Twenty-five years later the now not-as-young traveler returned to the same desolate area. What he saw amazed him. He could not believe his eyes. The land was covered with a beautiful forest two miles wide and five miles long. Birds were singing, animals were playing, and wildflowers perfumed the air.
The traveler stood there recalling the desolate area that once was; a beautiful oak forest stood there now—all because someone cared. 11
All because someone was faithful to sowing the seeds. Storytelling can plants seeds of faith and hope in people’s lives that will take root and grow in abundance. If you are faithful to sowing the seeds of God’s Word, the empty wastelands of desolation and despair can be transformed.
And so, let me encourage you to use stories, parables, fables, anecdotes and illustrations. You will find that people will begin to get the bigger picture as you help them envision the kingdom of God; to imagine a new way of living, loving and healing. They will enter into the story with you and take something home with them.

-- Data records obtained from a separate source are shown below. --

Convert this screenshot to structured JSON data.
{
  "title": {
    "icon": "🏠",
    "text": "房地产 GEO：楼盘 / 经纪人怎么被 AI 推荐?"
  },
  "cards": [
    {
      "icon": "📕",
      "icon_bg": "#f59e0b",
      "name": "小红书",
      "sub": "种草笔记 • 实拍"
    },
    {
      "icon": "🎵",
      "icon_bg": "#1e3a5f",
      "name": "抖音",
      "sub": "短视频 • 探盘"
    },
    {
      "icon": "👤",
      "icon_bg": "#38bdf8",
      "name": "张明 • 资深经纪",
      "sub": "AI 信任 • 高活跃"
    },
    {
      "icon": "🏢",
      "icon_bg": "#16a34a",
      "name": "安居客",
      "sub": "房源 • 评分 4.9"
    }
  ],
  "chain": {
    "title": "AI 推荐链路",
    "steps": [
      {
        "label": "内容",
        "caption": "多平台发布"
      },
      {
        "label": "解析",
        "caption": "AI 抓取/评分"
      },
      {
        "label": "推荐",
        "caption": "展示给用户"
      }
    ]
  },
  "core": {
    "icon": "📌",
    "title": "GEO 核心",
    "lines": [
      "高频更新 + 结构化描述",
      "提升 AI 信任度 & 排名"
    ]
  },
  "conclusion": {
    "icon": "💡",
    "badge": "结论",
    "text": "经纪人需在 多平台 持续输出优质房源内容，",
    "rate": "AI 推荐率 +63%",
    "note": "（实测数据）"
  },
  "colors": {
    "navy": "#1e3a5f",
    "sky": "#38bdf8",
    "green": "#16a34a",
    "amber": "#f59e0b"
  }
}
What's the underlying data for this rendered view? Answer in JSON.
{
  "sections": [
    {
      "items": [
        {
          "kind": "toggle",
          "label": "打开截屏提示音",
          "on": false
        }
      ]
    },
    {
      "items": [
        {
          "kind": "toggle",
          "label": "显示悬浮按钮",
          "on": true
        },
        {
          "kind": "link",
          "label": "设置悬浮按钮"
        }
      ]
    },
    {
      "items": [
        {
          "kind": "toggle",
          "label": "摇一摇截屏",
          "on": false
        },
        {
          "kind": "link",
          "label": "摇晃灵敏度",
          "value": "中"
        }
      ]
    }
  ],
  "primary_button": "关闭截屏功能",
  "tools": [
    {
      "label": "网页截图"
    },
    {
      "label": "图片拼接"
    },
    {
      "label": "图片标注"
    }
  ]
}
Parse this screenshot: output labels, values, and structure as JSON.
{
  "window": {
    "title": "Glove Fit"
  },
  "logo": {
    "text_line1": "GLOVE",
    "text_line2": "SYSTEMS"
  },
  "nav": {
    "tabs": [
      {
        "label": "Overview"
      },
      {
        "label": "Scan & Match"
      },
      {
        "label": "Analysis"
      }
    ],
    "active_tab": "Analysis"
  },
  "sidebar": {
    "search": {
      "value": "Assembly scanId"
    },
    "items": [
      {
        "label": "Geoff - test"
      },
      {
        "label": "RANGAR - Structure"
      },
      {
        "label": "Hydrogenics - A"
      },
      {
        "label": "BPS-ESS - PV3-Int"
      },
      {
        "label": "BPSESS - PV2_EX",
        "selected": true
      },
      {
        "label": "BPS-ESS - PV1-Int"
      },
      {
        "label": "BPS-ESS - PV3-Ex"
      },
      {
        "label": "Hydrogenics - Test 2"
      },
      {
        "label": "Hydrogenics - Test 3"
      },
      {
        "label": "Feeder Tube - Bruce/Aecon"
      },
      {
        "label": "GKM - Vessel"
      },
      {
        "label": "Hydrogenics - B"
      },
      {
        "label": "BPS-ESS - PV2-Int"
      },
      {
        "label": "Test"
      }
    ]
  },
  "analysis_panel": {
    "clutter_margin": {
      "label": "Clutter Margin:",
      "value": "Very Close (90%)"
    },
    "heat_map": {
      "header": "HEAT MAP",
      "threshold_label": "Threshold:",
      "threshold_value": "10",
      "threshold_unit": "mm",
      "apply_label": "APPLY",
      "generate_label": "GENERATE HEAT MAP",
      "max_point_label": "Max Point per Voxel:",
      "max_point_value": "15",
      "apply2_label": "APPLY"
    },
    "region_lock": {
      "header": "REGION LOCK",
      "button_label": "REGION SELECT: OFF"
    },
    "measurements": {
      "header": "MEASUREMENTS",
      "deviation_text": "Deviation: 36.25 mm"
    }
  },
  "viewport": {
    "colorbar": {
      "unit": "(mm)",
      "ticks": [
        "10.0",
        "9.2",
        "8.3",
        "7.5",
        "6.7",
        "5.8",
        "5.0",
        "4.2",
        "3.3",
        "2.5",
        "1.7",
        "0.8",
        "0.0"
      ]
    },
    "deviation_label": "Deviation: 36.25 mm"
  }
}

The master gave his teaching in parables and stories, which his disciples listened to with pleasure—and occasional frustration, for they longed for something deeper.
The master was unmoved. To all their objections he would say, ‘You have yet to understand that the shortest distance between a human being and Truth is a story.’ 12
Yes, and the shortest distance from the Gospel to people’s lives is through a story. So tell them well and tell them often.
1. Francis of Assisi: Early Documents, Vol. II, The Founder. Thomas Celano, ‘The Remembrance of the Desire of a Soul: The Second Book,’ NY, NY: New City Press, 2000, p. 352, §163.
2. Celano, ‘The Second Book.’ p. 318, §107.
3. Celano, ‘The First Book.’ p. 254-256, § 16.
4. Janet Litherland, Storytelling from the Bible. Colorado Springs, CO: Meriwether, 1991, p. 3.
5. Brian Cavanaugh, TOR’s personal journals, source unknown.
6. Joseph Griffith, Speaker’s Library of Business Stories, Anecdotes and Humor. NY, NY: Prentice Hall, 2000. p. ix-xi.
7. Brian Cavanaugh, TOR, The Sower’s Seeds: 120 Inspiring Stories for Preaching, Teaching & Public Speaking, Revised & Expanded. Mahwah, NJ: Paulist Press, 2004, p. 74.
8. Anne Pellowski, The World of Storytelling. NY, NY: H.W. Wilson Co., 1990, p. 57.
9. William R. White, Speaking in Stories. Minneapolis: Augsburg Press, 1982, p. 24.
10. Murray Bodo, OFM, Tales of St. Francis: Ancient Stories for Contemporary Living. NY, NY: Doubleday, 1998, p. 12-14.
11. Cavanaugh, The Sower’s Seeds. p. 7.
12. Cavanaugh, The Sower’s Seeds. p. 1.